- [Your instructions]: Return each line of the material verbatim.

Start of The records

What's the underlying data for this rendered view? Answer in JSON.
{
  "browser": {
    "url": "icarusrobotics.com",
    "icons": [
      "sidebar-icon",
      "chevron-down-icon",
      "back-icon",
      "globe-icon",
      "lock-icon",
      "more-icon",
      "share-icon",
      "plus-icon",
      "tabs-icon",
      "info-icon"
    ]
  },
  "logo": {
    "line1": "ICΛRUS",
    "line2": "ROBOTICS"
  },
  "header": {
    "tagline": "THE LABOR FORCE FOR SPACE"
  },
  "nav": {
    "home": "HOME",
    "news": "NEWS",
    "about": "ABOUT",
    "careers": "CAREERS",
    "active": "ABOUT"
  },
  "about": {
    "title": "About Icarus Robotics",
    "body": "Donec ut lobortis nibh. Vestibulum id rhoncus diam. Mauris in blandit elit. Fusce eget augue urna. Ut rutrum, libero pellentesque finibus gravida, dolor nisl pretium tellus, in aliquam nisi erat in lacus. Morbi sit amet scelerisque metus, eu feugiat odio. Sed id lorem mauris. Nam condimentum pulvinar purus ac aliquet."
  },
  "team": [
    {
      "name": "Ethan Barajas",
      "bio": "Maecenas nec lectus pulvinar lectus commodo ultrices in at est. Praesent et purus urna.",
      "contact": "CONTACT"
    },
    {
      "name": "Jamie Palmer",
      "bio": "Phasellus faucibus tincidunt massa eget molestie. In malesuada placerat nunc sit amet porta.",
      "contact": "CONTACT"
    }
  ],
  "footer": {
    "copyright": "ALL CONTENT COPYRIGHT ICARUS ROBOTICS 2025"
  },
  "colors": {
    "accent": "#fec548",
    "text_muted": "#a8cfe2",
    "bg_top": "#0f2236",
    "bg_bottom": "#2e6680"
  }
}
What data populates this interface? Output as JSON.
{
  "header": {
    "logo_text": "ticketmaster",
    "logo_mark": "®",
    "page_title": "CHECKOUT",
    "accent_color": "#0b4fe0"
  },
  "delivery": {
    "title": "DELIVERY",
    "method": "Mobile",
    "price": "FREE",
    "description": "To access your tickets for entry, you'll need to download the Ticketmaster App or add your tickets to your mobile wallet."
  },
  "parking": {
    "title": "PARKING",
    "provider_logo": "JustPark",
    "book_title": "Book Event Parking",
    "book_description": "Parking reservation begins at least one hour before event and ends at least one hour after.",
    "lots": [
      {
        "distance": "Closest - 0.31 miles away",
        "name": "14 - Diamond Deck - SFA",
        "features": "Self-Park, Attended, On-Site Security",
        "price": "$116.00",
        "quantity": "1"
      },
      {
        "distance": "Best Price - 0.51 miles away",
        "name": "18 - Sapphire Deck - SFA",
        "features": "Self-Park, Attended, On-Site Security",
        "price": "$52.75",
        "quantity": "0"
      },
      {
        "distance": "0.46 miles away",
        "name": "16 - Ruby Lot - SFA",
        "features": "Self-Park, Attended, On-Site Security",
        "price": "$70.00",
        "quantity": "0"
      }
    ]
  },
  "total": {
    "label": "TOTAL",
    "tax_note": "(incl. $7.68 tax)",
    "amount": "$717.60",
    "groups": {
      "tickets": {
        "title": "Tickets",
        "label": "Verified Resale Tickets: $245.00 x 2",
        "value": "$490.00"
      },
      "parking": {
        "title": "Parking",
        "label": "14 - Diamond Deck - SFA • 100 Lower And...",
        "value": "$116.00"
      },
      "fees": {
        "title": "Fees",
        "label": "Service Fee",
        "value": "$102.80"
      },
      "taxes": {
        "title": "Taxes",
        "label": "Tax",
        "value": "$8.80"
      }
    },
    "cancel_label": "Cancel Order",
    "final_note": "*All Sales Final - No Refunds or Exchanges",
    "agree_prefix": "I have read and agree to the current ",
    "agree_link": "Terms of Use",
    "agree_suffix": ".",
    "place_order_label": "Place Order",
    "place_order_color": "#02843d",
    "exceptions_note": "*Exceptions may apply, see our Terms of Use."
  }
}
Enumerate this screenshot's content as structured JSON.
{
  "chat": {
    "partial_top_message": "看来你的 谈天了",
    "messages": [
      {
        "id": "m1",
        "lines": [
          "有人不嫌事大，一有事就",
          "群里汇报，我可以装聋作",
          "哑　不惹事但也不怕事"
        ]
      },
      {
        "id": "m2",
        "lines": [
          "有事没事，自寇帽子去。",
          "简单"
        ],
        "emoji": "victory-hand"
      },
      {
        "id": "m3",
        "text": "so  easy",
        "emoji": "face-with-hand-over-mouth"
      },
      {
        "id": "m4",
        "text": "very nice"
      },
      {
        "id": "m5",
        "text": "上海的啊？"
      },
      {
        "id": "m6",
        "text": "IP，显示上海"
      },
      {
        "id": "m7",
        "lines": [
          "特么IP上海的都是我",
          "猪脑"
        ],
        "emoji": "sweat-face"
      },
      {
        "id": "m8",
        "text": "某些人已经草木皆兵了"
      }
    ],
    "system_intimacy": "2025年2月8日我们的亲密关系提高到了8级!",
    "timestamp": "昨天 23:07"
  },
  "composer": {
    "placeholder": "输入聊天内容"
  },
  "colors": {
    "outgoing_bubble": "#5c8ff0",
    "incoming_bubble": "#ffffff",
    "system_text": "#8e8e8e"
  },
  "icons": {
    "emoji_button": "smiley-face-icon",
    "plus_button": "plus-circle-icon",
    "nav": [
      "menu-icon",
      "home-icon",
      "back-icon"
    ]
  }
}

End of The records

- [Solution]:
What's the underlying data for this rendered view? Answer in JSON.
{
  "browser": {
    "url": "icarusrobotics.com",
    "icons": [
      "sidebar-icon",
      "chevron-down-icon",
      "back-icon",
      "globe-icon",
      "lock-icon",
      "more-icon",
      "share-icon",
      "plus-icon",
      "tabs-icon",
      "info-icon"
    ]
  },
  "logo": {
    "line1": "ICΛRUS",
    "line2": "ROBOTICS"
  },
  "header": {
    "tagline": "THE LABOR FORCE FOR SPACE"
  },
  "nav": {
    "home": "HOME",
    "news": "NEWS",
    "about": "ABOUT",
    "careers": "CAREERS",
    "active": "ABOUT"
  },
  "about": {
    "title": "About Icarus Robotics",
    "body": "Donec ut lobortis nibh. Vestibulum id rhoncus diam. Mauris in blandit elit. Fusce eget augue urna. Ut rutrum, libero pellentesque finibus gravida, dolor nisl pretium tellus, in aliquam nisi erat in lacus. Morbi sit amet scelerisque metus, eu feugiat odio. Sed id lorem mauris. Nam condimentum pulvinar purus ac aliquet."
  },
  "team": [
    {
      "name": "Ethan Barajas",
      "bio": "Maecenas nec lectus pulvinar lectus commodo ultrices in at est. Praesent et purus urna.",
      "contact": "CONTACT"
    },
    {
      "name": "Jamie Palmer",
      "bio": "Phasellus faucibus tincidunt massa eget molestie. In malesuada placerat nunc sit amet porta.",
      "contact": "CONTACT"
    }
  ],
  "footer": {
    "copyright": "ALL CONTENT COPYRIGHT ICARUS ROBOTICS 2025"
  },
  "colors": {
    "accent": "#fec548",
    "text_muted": "#a8cfe2",
    "bg_top": "#0f2236",
    "bg_bottom": "#2e6680"
  }
}
What data populates this interface? Output as JSON.
{
  "header": {
    "logo_text": "ticketmaster",
    "logo_mark": "®",
    "page_title": "CHECKOUT",
    "accent_color": "#0b4fe0"
  },
  "delivery": {
    "title": "DELIVERY",
    "method": "Mobile",
    "price": "FREE",
    "description": "To access your tickets for entry, you'll need to download the Ticketmaster App or add your tickets to your mobile wallet."
  },
  "parking": {
    "title": "PARKING",
    "provider_logo": "JustPark",
    "book_title": "Book Event Parking",
    "book_description": "Parking reservation begins at least one hour before event and ends at least one hour after.",
    "lots": [
      {
        "distance": "Closest - 0.31 miles away",
        "name": "14 - Diamond Deck - SFA",
        "features": "Self-Park, Attended, On-Site Security",
        "price": "$116.00",
        "quantity": "1"
      },
      {
        "distance": "Best Price - 0.51 miles away",
        "name": "18 - Sapphire Deck - SFA",
        "features": "Self-Park, Attended, On-Site Security",
        "price": "$52.75",
        "quantity": "0"
      },
      {
        "distance": "0.46 miles away",
        "name": "16 - Ruby Lot - SFA",
        "features": "Self-Park, Attended, On-Site Security",
        "price": "$70.00",
        "quantity": "0"
      }
    ]
  },
  "total": {
    "label": "TOTAL",
    "tax_note": "(incl. $7.68 tax)",
    "amount": "$717.60",
    "groups": {
      "tickets": {
        "title": "Tickets",
        "label": "Verified Resale Tickets: $245.00 x 2",
        "value": "$490.00"
      },
      "parking": {
        "title": "Parking",
        "label": "14 - Diamond Deck - SFA • 100 Lower And...",
        "value": "$116.00"
      },
      "fees": {
        "title": "Fees",
        "label": "Service Fee",
        "value": "$102.80"
      },
      "taxes": {
        "title": "Taxes",
        "label": "Tax",
        "value": "$8.80"
      }
    },
    "cancel_label": "Cancel Order",
    "final_note": "*All Sales Final - No Refunds or Exchanges",
    "agree_prefix": "I have read and agree to the current ",
    "agree_link": "Terms of Use",
    "agree_suffix": ".",
    "place_order_label": "Place Order",
    "place_order_color": "#02843d",
    "exceptions_note": "*Exceptions may apply, see our Terms of Use."
  }
}
Enumerate this screenshot's content as structured JSON.
{
  "chat": {
    "partial_top_message": "看来你的 谈天了",
    "messages": [
      {
        "id": "m1",
        "lines": [
          "有人不嫌事大，一有事就",
          "群里汇报，我可以装聋作",
          "哑　不惹事但也不怕事"
        ]
      },
      {
        "id": "m2",
        "lines": [
          "有事没事，自寇帽子去。",
          "简单"
        ],
        "emoji": "victory-hand"
      },
      {
        "id": "m3",
        "text": "so  easy",
        "emoji": "face-with-hand-over-mouth"
      },
      {
        "id": "m4",
        "text": "very nice"
      },
      {
        "id": "m5",
        "text": "上海的啊？"
      },
      {
        "id": "m6",
        "text": "IP，显示上海"
      },
      {
        "id": "m7",
        "lines": [
          "特么IP上海的都是我",
          "猪脑"
        ],
        "emoji": "sweat-face"
      },
      {
        "id": "m8",
        "text": "某些人已经草木皆兵了"
      }
    ],
    "system_intimacy": "2025年2月8日我们的亲密关系提高到了8级!",
    "timestamp": "昨天 23:07"
  },
  "composer": {
    "placeholder": "输入聊天内容"
  },
  "colors": {
    "outgoing_bubble": "#5c8ff0",
    "incoming_bubble": "#ffffff",
    "system_text": "#8e8e8e"
  },
  "icons": {
    "emoji_button": "smiley-face-icon",
    "plus_button": "plus-circle-icon",
    "nav": [
      "menu-icon",
      "home-icon",
      "back-icon"
    ]
  }
}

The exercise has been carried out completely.